Claude Debussy’s Prélude à l’après-midi d’un faune (Prelude to the Afternoon of the Faun) is quietly pretty, the piece opening with the undulating oriental ‘faun’ theme in the flute. The sprinkling of the harp arpeggios with orchestral swells conjure up the feeling of a heady summer garden, complete with buzzing bees from tremolo strings. Under Mandeal’s hand, beautifully serene violins rise up from the long-sustained chords of the rest of their section and the oboe’s teasing imitation of the flute theme plays with its originally elegant character. Energy and power dwindling back to its beginning low level, the piece closes with the delicate accents of mini cymbals.

Camille Saint-Saëns’ Piano Concerto No.2 in G minor has been described as beginning “with Bach and end[ing] with Offenbach” – due to the Bach-esque organ-like piano in the first movement and fantastic conclusion, à la Offenbach, to its final movement.

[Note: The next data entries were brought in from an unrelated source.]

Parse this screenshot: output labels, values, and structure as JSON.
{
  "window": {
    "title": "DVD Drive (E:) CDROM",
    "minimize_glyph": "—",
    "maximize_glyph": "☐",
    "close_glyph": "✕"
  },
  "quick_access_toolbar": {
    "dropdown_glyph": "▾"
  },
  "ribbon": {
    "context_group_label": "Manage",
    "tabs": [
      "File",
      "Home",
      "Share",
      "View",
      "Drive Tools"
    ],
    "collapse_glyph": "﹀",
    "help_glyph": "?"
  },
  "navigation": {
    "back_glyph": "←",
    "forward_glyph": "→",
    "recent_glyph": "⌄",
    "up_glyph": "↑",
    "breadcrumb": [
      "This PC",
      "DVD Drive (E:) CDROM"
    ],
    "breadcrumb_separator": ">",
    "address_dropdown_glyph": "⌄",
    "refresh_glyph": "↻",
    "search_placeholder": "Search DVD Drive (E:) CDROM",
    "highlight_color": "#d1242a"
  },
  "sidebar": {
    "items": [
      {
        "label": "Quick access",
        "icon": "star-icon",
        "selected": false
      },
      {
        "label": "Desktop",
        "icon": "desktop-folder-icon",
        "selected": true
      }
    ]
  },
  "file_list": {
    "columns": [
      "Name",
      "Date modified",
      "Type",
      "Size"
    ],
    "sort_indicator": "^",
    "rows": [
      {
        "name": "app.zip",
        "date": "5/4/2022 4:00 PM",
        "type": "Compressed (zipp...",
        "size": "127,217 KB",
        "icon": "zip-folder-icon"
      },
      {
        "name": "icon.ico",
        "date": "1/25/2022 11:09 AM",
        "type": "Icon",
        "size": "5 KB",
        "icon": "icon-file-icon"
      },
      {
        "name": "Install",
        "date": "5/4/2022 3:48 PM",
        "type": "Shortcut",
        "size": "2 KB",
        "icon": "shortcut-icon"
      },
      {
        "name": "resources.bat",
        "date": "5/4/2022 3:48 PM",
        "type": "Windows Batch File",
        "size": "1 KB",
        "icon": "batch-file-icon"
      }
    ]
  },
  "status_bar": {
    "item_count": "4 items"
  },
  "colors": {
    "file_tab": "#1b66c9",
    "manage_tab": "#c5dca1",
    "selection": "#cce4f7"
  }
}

Saint-Saëns performed the concerto himself only 17 days after beginning its composition. In his own words, he played “very badly” – which to the undergraduate who procrastinates essays by attending concerts is comically reassuring.

Royal Academy of Music Professor of Piano Ian Fountain also returned to the Philharmonic for the first time since 1990; since then he has been a regular guest at international festivals such as Prague Spring and recently forayed into conducting.

Fountain’s tall stature blessed him with long limbs that are almost floppy in their movement across the keyboard. The opening of the Andante sostenuto is incredibly scalic, its tempo fluctuating with the ascent and descent of every scale, Fountain lifting his hands higher and higher with every sforzando chord to signal the approaching first orchestral entry. The movement ends as it began, with fingers running up and down the keyboard in increasing intensity and tempo as the conclusion approaches. Allegro scherzando is noticeably more lighthearted after the minor conclusion of the Andante – the skipping, arpeggio opening piano theme imitated in the woodwind fills the mind with visions of brightly coloured merry-go-rounds and toy boxes. Presto is as intense as expected, Fountain’s ever-relaxed limbs moving with astonishing alacrity until the final chord.

Movement I of Brahms’ Symphony No. 3 in F major begins warmly with heraldic trombones blasting and a full sound from the orchestra, and this cushiony texture is maintained throughout. The movement rolls quietly to a stop, like a train pulling into a station, accompanied by subtle timpani rolls. Movement II continues in the same quiet and understated way, blossoming grandiosely at moments in volume and energy. Mandeal conducts his orchestra with aplomb in a slow, sad dance that is the third movement, led by the cellos. Brahms’ fourth movement thunders into action with frighteningly sudden and unanticipated force, tremendous volume and power created by the orchestra thundering through the movement. Occasionally the strings break ranks from this onslaught in moments of serenity with regal melodies supported by timpani. The piece closes delicately, a “golden glow” surrounding the orchestration like a “halo”, as described by Conrad Wilson.